[[ Exercise data, beginning ]]
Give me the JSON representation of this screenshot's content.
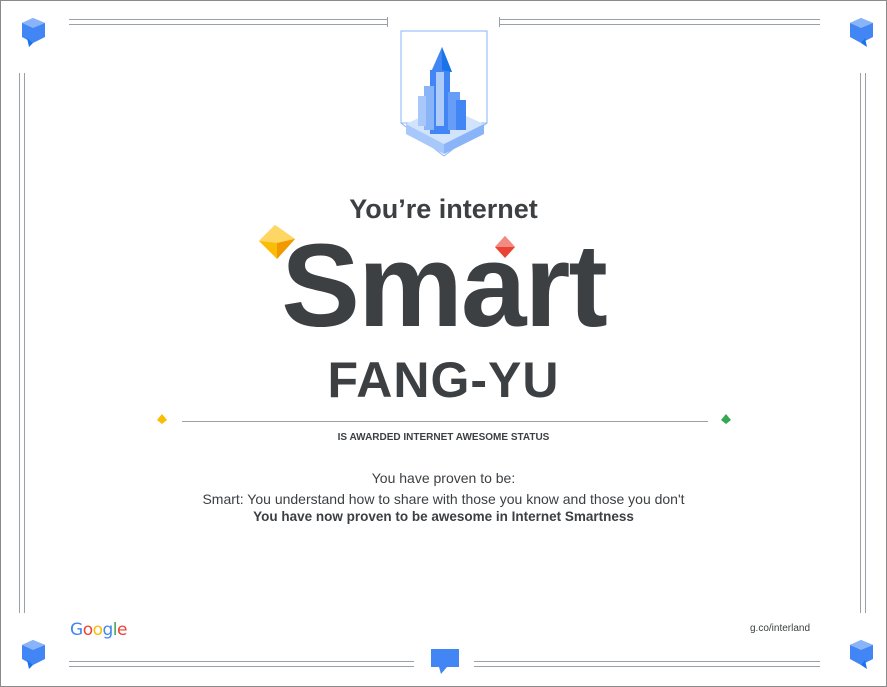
{
  "certificate": {
    "heading": "You’re internet",
    "big_word": "Smart",
    "recipient": "FANG-YU",
    "awarded_text": "IS AWARDED INTERNET AWESOME STATUS",
    "proven_label": "You have proven to be:",
    "description": "Smart: You understand how to share with those you know and those you don't",
    "summary": "You have now proven to be awesome in Internet Smartness"
  },
  "footer": {
    "brand": "Google",
    "url": "g.co/interland",
    "brand_colors": [
      "#4285F4",
      "#EA4335",
      "#FBBC05",
      "#4285F4",
      "#34A853",
      "#EA4335"
    ]
  },
  "colors": {
    "text": "#3c4043",
    "accent_blue": "#4285F4",
    "gem_yellow": "#FBBC05",
    "gem_red": "#EA4335",
    "gem_green": "#34A853"
  }
}
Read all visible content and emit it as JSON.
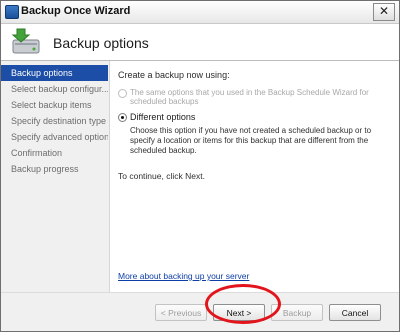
{
  "window": {
    "title": "Backup Once Wizard",
    "close_glyph": "✕"
  },
  "header": {
    "title": "Backup options"
  },
  "steps": [
    {
      "label": "Backup options",
      "active": true
    },
    {
      "label": "Select backup configur...",
      "active": false
    },
    {
      "label": "Select backup items",
      "active": false
    },
    {
      "label": "Specify destination type",
      "active": false
    },
    {
      "label": "Specify advanced option",
      "active": false
    },
    {
      "label": "Confirmation",
      "active": false
    },
    {
      "label": "Backup progress",
      "active": false
    }
  ],
  "content": {
    "prompt": "Create a backup now using:",
    "option_same": {
      "label": "The same options that you used in the Backup Schedule Wizard for scheduled backups",
      "enabled": false,
      "selected": false
    },
    "option_different": {
      "label": "Different options",
      "enabled": true,
      "selected": true,
      "description": "Choose this option if you have not created a scheduled backup or to specify a location or items for this backup that are different from the scheduled backup."
    },
    "continue_text": "To continue, click Next.",
    "help_link": "More about backing up your server"
  },
  "footer": {
    "previous": "< Previous",
    "next": "Next >",
    "backup": "Backup",
    "cancel": "Cancel"
  },
  "colors": {
    "active_step": "#1c4ea7",
    "highlight_ellipse": "#e3151c",
    "link": "#0d3ea8"
  }
}
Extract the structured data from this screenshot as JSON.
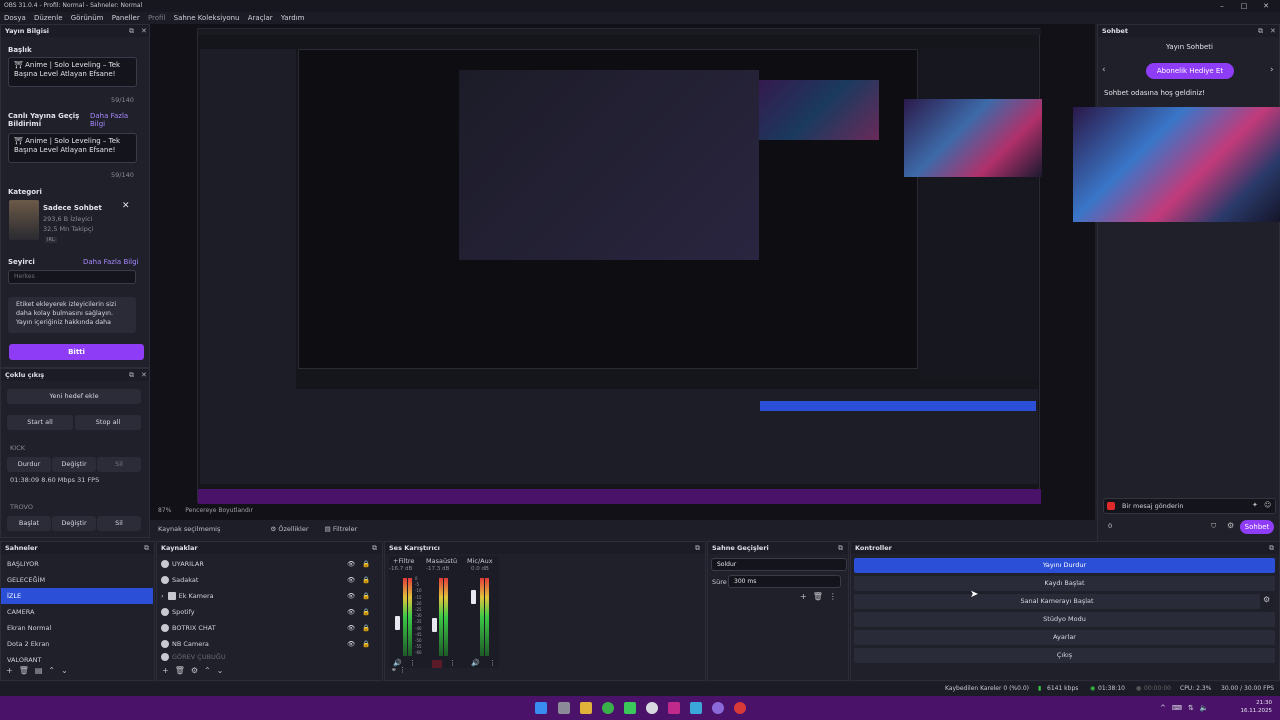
{
  "window": {
    "title": "OBS 31.0.4 - Profil: Normal - Sahneler: Normal"
  },
  "menu": [
    "Dosya",
    "Düzenle",
    "Görünüm",
    "Paneller",
    "Profil",
    "Sahne Koleksiyonu",
    "Araçlar",
    "Yardım"
  ],
  "stream_info": {
    "header": "Yayın Bilgisi",
    "title_label": "Başlık",
    "title_value": "⛩ Anime | Solo Leveling – Tek Başına Level Atlayan Efsane!",
    "title_count": "59/140",
    "live_label": "Canlı Yayına Geçiş Bildirimi",
    "live_link": "Daha Fazla Bilgi",
    "live_value": "⛩ Anime | Solo Leveling – Tek Başına Level Atlayan Efsane!",
    "live_count": "59/140",
    "category_label": "Kategori",
    "category_name": "Sadece Sohbet",
    "category_viewers": "293,6 B İzleyici",
    "category_followers": "32,5 Mn Takipçi",
    "category_tag": "IRL",
    "audience_label": "Seyirci",
    "audience_link": "Daha Fazla Bilgi",
    "audience_value": "Herkes",
    "tags_tip": "Etiket ekleyerek izleyicilerin sizi daha kolay bulmasını sağlayın. Yayın içeriğiniz hakkında daha",
    "done_button": "Bitti"
  },
  "multistream": {
    "header": "Çoklu çıkış",
    "add_target": "Yeni hedef ekle",
    "start_all": "Start all",
    "stop_all": "Stop all",
    "kick_label": "KICK",
    "kick_stop": "Durdur",
    "kick_change": "Değiştir",
    "kick_delete": "Sil",
    "kick_stats": "01:38:09  8.60 Mbps  31 FPS",
    "trovo_label": "TROVO",
    "trovo_start": "Başlat",
    "trovo_change": "Değiştir",
    "trovo_delete": "Sil"
  },
  "chat": {
    "header": "Sohbet",
    "title": "Yayın Sohbeti",
    "gift_button": "Abonelik Hediye Et",
    "welcome": "Sohbet odasına hoş geldiniz!",
    "input_placeholder": "Bir mesaj gönderin",
    "send_button": "Sohbet",
    "count": "0"
  },
  "preview_bar": {
    "zoom": "87%",
    "mode": "Pencereye Boyutlandır"
  },
  "source_bar": {
    "selected": "Kaynak seçilmemiş",
    "props": "Özellikler",
    "filters": "Filtreler"
  },
  "scenes": {
    "header": "Sahneler",
    "items": [
      "BAŞLIYOR",
      "GELECEĞİM",
      "İZLE",
      "CAMERA",
      "Ekran Normal",
      "Dota 2 Ekran",
      "VALORANT"
    ],
    "active": "İZLE"
  },
  "sources": {
    "header": "Kaynaklar",
    "items": [
      "UYARILAR",
      "Sadakat",
      "Ek Kamera",
      "Spotify",
      "BOTRIX CHAT",
      "NB Camera",
      "GÖREV ÇUBUĞU"
    ]
  },
  "mixer": {
    "header": "Ses Karıştırıcı",
    "channels": [
      {
        "name": "+Filtre",
        "db": "-16.7 dB"
      },
      {
        "name": "Masaüstü",
        "db": "-17.3 dB"
      },
      {
        "name": "Mic/Aux",
        "db": "0.0 dB"
      }
    ],
    "scale": [
      "0",
      "-5",
      "-10",
      "-15",
      "-20",
      "-25",
      "-30",
      "-35",
      "-40",
      "-45",
      "-50",
      "-55",
      "-60"
    ]
  },
  "transitions": {
    "header": "Sahne Geçişleri",
    "type": "Soldur",
    "duration_label": "Süre",
    "duration_value": "300 ms"
  },
  "controls": {
    "header": "Kontroller",
    "buttons": [
      "Yayını Durdur",
      "Kaydı Başlat",
      "Sanal Kamerayı Başlat",
      "Stüdyo Modu",
      "Ayarlar",
      "Çıkış"
    ]
  },
  "status": {
    "dropped": "Kaybedilen Kareler 0 (%0.0)",
    "bitrate": "6141 kbps",
    "stream_time": "01:38:10",
    "rec_time": "00:00:00",
    "cpu": "CPU: 2.3%",
    "fps": "30.00 / 30.00 FPS"
  },
  "taskbar": {
    "time": "21:30",
    "date": "16.11.2025"
  },
  "colors": {
    "accent": "#8e3cf6",
    "active_control": "#2b4fd6",
    "taskbar": "#4a1269"
  }
}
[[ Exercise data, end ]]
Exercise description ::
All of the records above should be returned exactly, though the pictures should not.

Task output ::
Give me the JSON representation of this screenshot's content.
{
  "certificate": {
    "heading": "You’re internet",
    "big_word": "Smart",
    "recipient": "FANG-YU",
    "awarded_text": "IS AWARDED INTERNET AWESOME STATUS",
    "proven_label": "You have proven to be:",
    "description": "Smart: You understand how to share with those you know and those you don't",
    "summary": "You have now proven to be awesome in Internet Smartness"
  },
  "footer": {
    "brand": "Google",
    "url": "g.co/interland",
    "brand_colors": [
      "#4285F4",
      "#EA4335",
      "#FBBC05",
      "#4285F4",
      "#34A853",
      "#EA4335"
    ]
  },
  "colors": {
    "text": "#3c4043",
    "accent_blue": "#4285F4",
    "gem_yellow": "#FBBC05",
    "gem_red": "#EA4335",
    "gem_green": "#34A853"
  }
}
Read all visible content and emit it as JSON.
{
  "window": {
    "title": "Backup Once Wizard",
    "close_glyph": "✕"
  },
  "header": {
    "title": "Backup options"
  },
  "steps": [
    {
      "label": "Backup options",
      "active": true
    },
    {
      "label": "Select backup configur...",
      "active": false
    },
    {
      "label": "Select backup items",
      "active": false
    },
    {
      "label": "Specify destination type",
      "active": false
    },
    {
      "label": "Specify advanced option",
      "active": false
    },
    {
      "label": "Confirmation",
      "active": false
    },
    {
      "label": "Backup progress",
      "active": false
    }
  ],
  "content": {
    "prompt": "Create a backup now using:",
    "option_same": {
      "label": "The same options that you used in the Backup Schedule Wizard for scheduled backups",
      "enabled": false,
      "selected": false
    },
    "option_different": {
      "label": "Different options",
      "enabled": true,
      "selected": true,
      "description": "Choose this option if you have not created a scheduled backup or to specify a location or items for this backup that are different from the scheduled backup."
    },
    "continue_text": "To continue, click Next.",
    "help_link": "More about backing up your server"
  },
  "footer": {
    "previous": "< Previous",
    "next": "Next >",
    "backup": "Backup",
    "cancel": "Cancel"
  },
  "colors": {
    "active_step": "#1c4ea7",
    "highlight_ellipse": "#e3151c",
    "link": "#0d3ea8"
  }
}
Extract the structured data from this screenshot as JSON.
{
  "window": {
    "title": "OBS 31.0.4 - Profil: Normal - Sahneler: Normal"
  },
  "menu": [
    "Dosya",
    "Düzenle",
    "Görünüm",
    "Paneller",
    "Profil",
    "Sahne Koleksiyonu",
    "Araçlar",
    "Yardım"
  ],
  "stream_info": {
    "header": "Yayın Bilgisi",
    "title_label": "Başlık",
    "title_value": "⛩ Anime | Solo Leveling – Tek Başına Level Atlayan Efsane!",
    "title_count": "59/140",
    "live_label": "Canlı Yayına Geçiş Bildirimi",
    "live_link": "Daha Fazla Bilgi",
    "live_value": "⛩ Anime | Solo Leveling – Tek Başına Level Atlayan Efsane!",
    "live_count": "59/140",
    "category_label": "Kategori",
    "category_name": "Sadece Sohbet",
    "category_viewers": "293,6 B İzleyici",
    "category_followers": "32,5 Mn Takipçi",
    "category_tag": "IRL",
    "audience_label": "Seyirci",
    "audience_link": "Daha Fazla Bilgi",
    "audience_value": "Herkes",
    "tags_tip": "Etiket ekleyerek izleyicilerin sizi daha kolay bulmasını sağlayın. Yayın içeriğiniz hakkında daha",
    "done_button": "Bitti"
  },
  "multistream": {
    "header": "Çoklu çıkış",
    "add_target": "Yeni hedef ekle",
    "start_all": "Start all",
    "stop_all": "Stop all",
    "kick_label": "KICK",
    "kick_stop": "Durdur",
    "kick_change": "Değiştir",
    "kick_delete": "Sil",
    "kick_stats": "01:38:09  8.60 Mbps  31 FPS",
    "trovo_label": "TROVO",
    "trovo_start": "Başlat",
    "trovo_change": "Değiştir",
    "trovo_delete": "Sil"
  },
  "chat": {
    "header": "Sohbet",
    "title": "Yayın Sohbeti",
    "gift_button": "Abonelik Hediye Et",
    "welcome": "Sohbet odasına hoş geldiniz!",
    "input_placeholder": "Bir mesaj gönderin",
    "send_button": "Sohbet",
    "count": "0"
  },
  "preview_bar": {
    "zoom": "87%",
    "mode": "Pencereye Boyutlandır"
  },
  "source_bar": {
    "selected": "Kaynak seçilmemiş",
    "props": "Özellikler",
    "filters": "Filtreler"
  },
  "scenes": {
    "header": "Sahneler",
    "items": [
      "BAŞLIYOR",
      "GELECEĞİM",
      "İZLE",
      "CAMERA",
      "Ekran Normal",
      "Dota 2 Ekran",
      "VALORANT"
    ],
    "active": "İZLE"
  },
  "sources": {
    "header": "Kaynaklar",
    "items": [
      "UYARILAR",
      "Sadakat",
      "Ek Kamera",
      "Spotify",
      "BOTRIX CHAT",
      "NB Camera",
      "GÖREV ÇUBUĞU"
    ]
  },
  "mixer": {
    "header": "Ses Karıştırıcı",
    "channels": [
      {
        "name": "+Filtre",
        "db": "-16.7 dB"
      },
      {
        "name": "Masaüstü",
        "db": "-17.3 dB"
      },
      {
        "name": "Mic/Aux",
        "db": "0.0 dB"
      }
    ],
    "scale": [
      "0",
      "-5",
      "-10",
      "-15",
      "-20",
      "-25",
      "-30",
      "-35",
      "-40",
      "-45",
      "-50",
      "-55",
      "-60"
    ]
  },
  "transitions": {
    "header": "Sahne Geçişleri",
    "type": "Soldur",
    "duration_label": "Süre",
    "duration_value": "300 ms"
  },
  "controls": {
    "header": "Kontroller",
    "buttons": [
      "Yayını Durdur",
      "Kaydı Başlat",
      "Sanal Kamerayı Başlat",
      "Stüdyo Modu",
      "Ayarlar",
      "Çıkış"
    ]
  },
  "status": {
    "dropped": "Kaybedilen Kareler 0 (%0.0)",
    "bitrate": "6141 kbps",
    "stream_time": "01:38:10",
    "rec_time": "00:00:00",
    "cpu": "CPU: 2.3%",
    "fps": "30.00 / 30.00 FPS"
  },
  "taskbar": {
    "time": "21:30",
    "date": "16.11.2025"
  },
  "colors": {
    "accent": "#8e3cf6",
    "active_control": "#2b4fd6",
    "taskbar": "#4a1269"
  }
}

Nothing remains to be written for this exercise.